IDC: Smart Device Shipments To Grow 14% Annually To 1.2B In 2016, But U.S. Shipments, Revenue Dropped In Q2

Evidence of market saturation in the U.S. can be seen in new research from IDC that takes a look at the global connected device market. Shipments and revenues declined here, even as worldwide market share grew. The connected device market, meaning smartphones, tablets, and PCs combined, grew 27.4% year-over-year in Q2 2012, IDC says. There was also a slight bump of 2.8% growth from Q1 to Q2. However, although total revenue was at $131.5 billion worldwide – 16.3% higher than the previous year – there was a 2.7% decline in revenue quarter-over-quarter.

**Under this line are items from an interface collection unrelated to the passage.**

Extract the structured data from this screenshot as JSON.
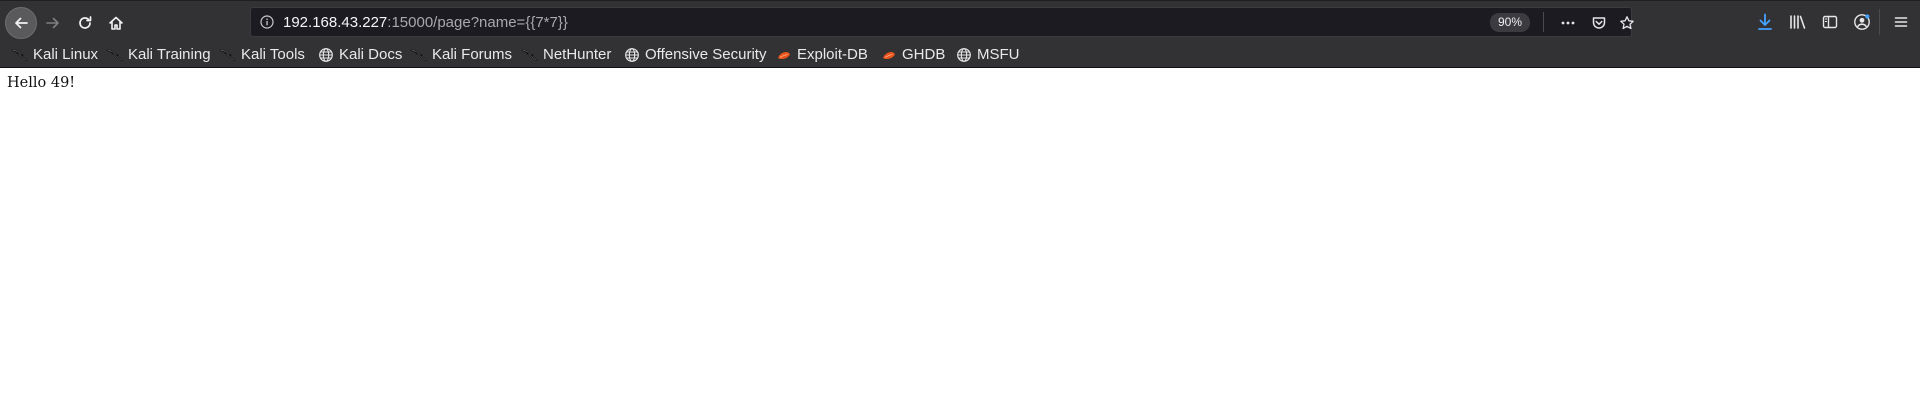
{
  "toolbar": {
    "back_icon": "arrow-left-icon",
    "forward_icon": "arrow-right-icon",
    "reload_icon": "reload-icon",
    "home_icon": "home-icon"
  },
  "url_bar": {
    "host": "192.168.43.227",
    "rest": ":15000/page?name={{7*7}}",
    "zoom": "90%",
    "info_icon": "info-icon",
    "page_actions_icon": "ellipsis-icon",
    "pocket_icon": "pocket-icon",
    "bookmark_icon": "star-icon"
  },
  "right_toolbar": {
    "downloads_icon": "download-arrow-icon",
    "downloads_color": "#45a1ff",
    "library_icon": "library-icon",
    "sidebar_icon": "sidebar-icon",
    "account_icon": "account-icon",
    "menu_icon": "hamburger-menu-icon"
  },
  "bookmarks": [
    {
      "label": "Kali Linux",
      "icon": "kali-dragon-icon"
    },
    {
      "label": "Kali Training",
      "icon": "kali-dragon-icon"
    },
    {
      "label": "Kali Tools",
      "icon": "kali-dragon-icon"
    },
    {
      "label": "Kali Docs",
      "icon": "globe-icon"
    },
    {
      "label": "Kali Forums",
      "icon": "kali-dragon-icon"
    },
    {
      "label": "NetHunter",
      "icon": "kali-dragon-icon"
    },
    {
      "label": "Offensive Security",
      "icon": "globe-icon"
    },
    {
      "label": "Exploit-DB",
      "icon": "exploit-db-icon"
    },
    {
      "label": "GHDB",
      "icon": "exploit-db-icon"
    },
    {
      "label": "MSFU",
      "icon": "globe-icon"
    }
  ],
  "page": {
    "body_text": "Hello 49!"
  },
  "colors": {
    "toolbar_bg": "#323234",
    "urlbar_bg": "#1c1b22",
    "exploit_db_accent": "#e8541c"
  }
}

In the U.S., the drops were significant, in terms of both shipments and revenue. Unit shipments for Q2 2012 fell 7.8% from last quarter, and were down 5% from the past year to just under 47.4 million units. Revenues dropped to $24.8 billion, a 10.3% decline from the previous quarter, and a 8.6% drop year-over-year. IDC says these numbers are a result of both the economy and, to some extent, the impact of market saturation.

The U.S. aside, IDC is still forecasting continued growth in the space, with worldwide total unit shipments for connected devices reaching nearly 1.2 billion in 2012, a 27.4% increase over 2011. The analysts believe that by 2013, that number will grow to 1.4 billion, a 19.2% year-over-year increase. By 2016, there will be 2 billion connected devices, with the Asia/Pacific region leading with over 860 million units. The Americas are forecast to have 600 million by 2016 and the EMEA region, 530 million.

Smartphones in particular, now accounting for 59% of connected device shipments, will grow 15.8% annually, to reach nearly 63% of shipments by 2016. Tablets will grow the fastest, though, rising from a 10% share in 2012 to 13% by 2016, eating into PC share, which will drop from 31% to 24% during the same time. In the EMEA region, IDC says tablets will gain share, while in the Americas and Asia/Pacific regions, volume will increase, but share will be smaller than the global total during this forecast period.